- **TASK OBJECTIVE**:
Word for word, repeat every entry that appears below.
[[ EXCERPTED DATA open ]]
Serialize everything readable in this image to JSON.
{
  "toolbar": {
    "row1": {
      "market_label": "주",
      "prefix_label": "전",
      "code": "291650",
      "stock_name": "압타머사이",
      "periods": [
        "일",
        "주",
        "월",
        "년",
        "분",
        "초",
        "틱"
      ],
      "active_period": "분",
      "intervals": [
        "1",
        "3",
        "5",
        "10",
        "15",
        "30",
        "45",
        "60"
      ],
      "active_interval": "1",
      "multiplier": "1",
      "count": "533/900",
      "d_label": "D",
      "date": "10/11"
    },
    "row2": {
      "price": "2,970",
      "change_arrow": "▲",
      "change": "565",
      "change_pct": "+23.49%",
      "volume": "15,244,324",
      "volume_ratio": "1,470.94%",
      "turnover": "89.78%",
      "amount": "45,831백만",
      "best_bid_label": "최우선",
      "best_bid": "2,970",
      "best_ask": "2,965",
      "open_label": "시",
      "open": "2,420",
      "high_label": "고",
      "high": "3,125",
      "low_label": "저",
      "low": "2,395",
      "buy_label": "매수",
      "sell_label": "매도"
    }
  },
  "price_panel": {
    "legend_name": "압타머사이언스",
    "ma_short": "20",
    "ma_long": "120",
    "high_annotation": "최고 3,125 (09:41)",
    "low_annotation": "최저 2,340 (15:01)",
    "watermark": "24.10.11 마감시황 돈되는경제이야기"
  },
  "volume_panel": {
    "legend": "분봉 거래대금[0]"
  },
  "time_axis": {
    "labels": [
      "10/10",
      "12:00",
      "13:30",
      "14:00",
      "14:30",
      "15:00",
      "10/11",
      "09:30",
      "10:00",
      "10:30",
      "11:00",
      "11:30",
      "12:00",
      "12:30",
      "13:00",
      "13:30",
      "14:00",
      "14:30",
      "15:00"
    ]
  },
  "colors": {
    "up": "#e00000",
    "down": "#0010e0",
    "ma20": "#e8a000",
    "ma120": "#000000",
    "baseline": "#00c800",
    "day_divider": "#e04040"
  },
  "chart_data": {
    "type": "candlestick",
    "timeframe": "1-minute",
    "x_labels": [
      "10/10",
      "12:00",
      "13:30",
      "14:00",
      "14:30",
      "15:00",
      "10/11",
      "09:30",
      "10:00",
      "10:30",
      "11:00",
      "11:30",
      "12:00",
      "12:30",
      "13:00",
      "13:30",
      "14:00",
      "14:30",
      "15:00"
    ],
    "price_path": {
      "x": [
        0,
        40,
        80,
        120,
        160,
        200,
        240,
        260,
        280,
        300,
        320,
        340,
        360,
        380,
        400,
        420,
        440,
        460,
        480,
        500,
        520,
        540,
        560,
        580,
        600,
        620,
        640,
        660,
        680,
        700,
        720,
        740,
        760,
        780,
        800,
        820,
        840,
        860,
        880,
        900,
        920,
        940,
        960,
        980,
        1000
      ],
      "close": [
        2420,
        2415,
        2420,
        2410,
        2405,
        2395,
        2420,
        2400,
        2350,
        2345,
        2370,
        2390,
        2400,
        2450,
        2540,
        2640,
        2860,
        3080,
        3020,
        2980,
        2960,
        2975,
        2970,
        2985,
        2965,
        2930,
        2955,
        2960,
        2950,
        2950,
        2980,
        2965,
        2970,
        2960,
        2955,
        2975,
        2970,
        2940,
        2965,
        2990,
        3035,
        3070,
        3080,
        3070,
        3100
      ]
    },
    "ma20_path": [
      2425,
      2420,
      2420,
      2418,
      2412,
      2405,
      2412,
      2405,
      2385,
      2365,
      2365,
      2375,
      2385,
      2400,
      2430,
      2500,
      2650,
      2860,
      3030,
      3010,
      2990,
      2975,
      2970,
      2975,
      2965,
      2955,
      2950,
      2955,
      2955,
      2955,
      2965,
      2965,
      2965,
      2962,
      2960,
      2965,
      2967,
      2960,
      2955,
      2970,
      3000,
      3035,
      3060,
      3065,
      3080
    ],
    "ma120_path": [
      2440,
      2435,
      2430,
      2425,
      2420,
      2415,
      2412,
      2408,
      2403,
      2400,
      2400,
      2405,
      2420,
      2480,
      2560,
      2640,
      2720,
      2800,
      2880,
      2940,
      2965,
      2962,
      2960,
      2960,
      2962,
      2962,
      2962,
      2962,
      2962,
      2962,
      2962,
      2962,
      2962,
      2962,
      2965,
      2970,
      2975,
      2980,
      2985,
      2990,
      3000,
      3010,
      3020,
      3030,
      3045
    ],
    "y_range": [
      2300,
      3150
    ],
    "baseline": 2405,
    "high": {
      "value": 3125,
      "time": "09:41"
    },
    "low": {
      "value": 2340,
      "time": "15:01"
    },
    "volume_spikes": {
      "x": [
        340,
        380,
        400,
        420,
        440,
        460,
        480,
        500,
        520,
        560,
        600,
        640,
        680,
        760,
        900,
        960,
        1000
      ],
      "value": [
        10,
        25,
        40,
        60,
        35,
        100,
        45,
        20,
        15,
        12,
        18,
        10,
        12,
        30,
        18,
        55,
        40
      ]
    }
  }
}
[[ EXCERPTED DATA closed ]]
- **OUTPUT**:
Serialize everything readable in this image to JSON.
{
  "toolbar": {
    "row1": {
      "market_label": "주",
      "prefix_label": "전",
      "code": "291650",
      "stock_name": "압타머사이",
      "periods": [
        "일",
        "주",
        "월",
        "년",
        "분",
        "초",
        "틱"
      ],
      "active_period": "분",
      "intervals": [
        "1",
        "3",
        "5",
        "10",
        "15",
        "30",
        "45",
        "60"
      ],
      "active_interval": "1",
      "multiplier": "1",
      "count": "533/900",
      "d_label": "D",
      "date": "10/11"
    },
    "row2": {
      "price": "2,970",
      "change_arrow": "▲",
      "change": "565",
      "change_pct": "+23.49%",
      "volume": "15,244,324",
      "volume_ratio": "1,470.94%",
      "turnover": "89.78%",
      "amount": "45,831백만",
      "best_bid_label": "최우선",
      "best_bid": "2,970",
      "best_ask": "2,965",
      "open_label": "시",
      "open": "2,420",
      "high_label": "고",
      "high": "3,125",
      "low_label": "저",
      "low": "2,395",
      "buy_label": "매수",
      "sell_label": "매도"
    }
  },
  "price_panel": {
    "legend_name": "압타머사이언스",
    "ma_short": "20",
    "ma_long": "120",
    "high_annotation": "최고 3,125 (09:41)",
    "low_annotation": "최저 2,340 (15:01)",
    "watermark": "24.10.11 마감시황 돈되는경제이야기"
  },
  "volume_panel": {
    "legend": "분봉 거래대금[0]"
  },
  "time_axis": {
    "labels": [
      "10/10",
      "12:00",
      "13:30",
      "14:00",
      "14:30",
      "15:00",
      "10/11",
      "09:30",
      "10:00",
      "10:30",
      "11:00",
      "11:30",
      "12:00",
      "12:30",
      "13:00",
      "13:30",
      "14:00",
      "14:30",
      "15:00"
    ]
  },
  "colors": {
    "up": "#e00000",
    "down": "#0010e0",
    "ma20": "#e8a000",
    "ma120": "#000000",
    "baseline": "#00c800",
    "day_divider": "#e04040"
  },
  "chart_data": {
    "type": "candlestick",
    "timeframe": "1-minute",
    "x_labels": [
      "10/10",
      "12:00",
      "13:30",
      "14:00",
      "14:30",
      "15:00",
      "10/11",
      "09:30",
      "10:00",
      "10:30",
      "11:00",
      "11:30",
      "12:00",
      "12:30",
      "13:00",
      "13:30",
      "14:00",
      "14:30",
      "15:00"
    ],
    "price_path": {
      "x": [
        0,
        40,
        80,
        120,
        160,
        200,
        240,
        260,
        280,
        300,
        320,
        340,
        360,
        380,
        400,
        420,
        440,
        460,
        480,
        500,
        520,
        540,
        560,
        580,
        600,
        620,
        640,
        660,
        680,
        700,
        720,
        740,
        760,
        780,
        800,
        820,
        840,
        860,
        880,
        900,
        920,
        940,
        960,
        980,
        1000
      ],
      "close": [
        2420,
        2415,
        2420,
        2410,
        2405,
        2395,
        2420,
        2400,
        2350,
        2345,
        2370,
        2390,
        2400,
        2450,
        2540,
        2640,
        2860,
        3080,
        3020,
        2980,
        2960,
        2975,
        2970,
        2985,
        2965,
        2930,
        2955,
        2960,
        2950,
        2950,
        2980,
        2965,
        2970,
        2960,
        2955,
        2975,
        2970,
        2940,
        2965,
        2990,
        3035,
        3070,
        3080,
        3070,
        3100
      ]
    },
    "ma20_path": [
      2425,
      2420,
      2420,
      2418,
      2412,
      2405,
      2412,
      2405,
      2385,
      2365,
      2365,
      2375,
      2385,
      2400,
      2430,
      2500,
      2650,
      2860,
      3030,
      3010,
      2990,
      2975,
      2970,
      2975,
      2965,
      2955,
      2950,
      2955,
      2955,
      2955,
      2965,
      2965,
      2965,
      2962,
      2960,
      2965,
      2967,
      2960,
      2955,
      2970,
      3000,
      3035,
      3060,
      3065,
      3080
    ],
    "ma120_path": [
      2440,
      2435,
      2430,
      2425,
      2420,
      2415,
      2412,
      2408,
      2403,
      2400,
      2400,
      2405,
      2420,
      2480,
      2560,
      2640,
      2720,
      2800,
      2880,
      2940,
      2965,
      2962,
      2960,
      2960,
      2962,
      2962,
      2962,
      2962,
      2962,
      2962,
      2962,
      2962,
      2962,
      2962,
      2965,
      2970,
      2975,
      2980,
      2985,
      2990,
      3000,
      3010,
      3020,
      3030,
      3045
    ],
    "y_range": [
      2300,
      3150
    ],
    "baseline": 2405,
    "high": {
      "value": 3125,
      "time": "09:41"
    },
    "low": {
      "value": 2340,
      "time": "15:01"
    },
    "volume_spikes": {
      "x": [
        340,
        380,
        400,
        420,
        440,
        460,
        480,
        500,
        520,
        560,
        600,
        640,
        680,
        760,
        900,
        960,
        1000
      ],
      "value": [
        10,
        25,
        40,
        60,
        35,
        100,
        45,
        20,
        15,
        12,
        18,
        10,
        12,
        30,
        18,
        55,
        40
      ]
    }
  }
}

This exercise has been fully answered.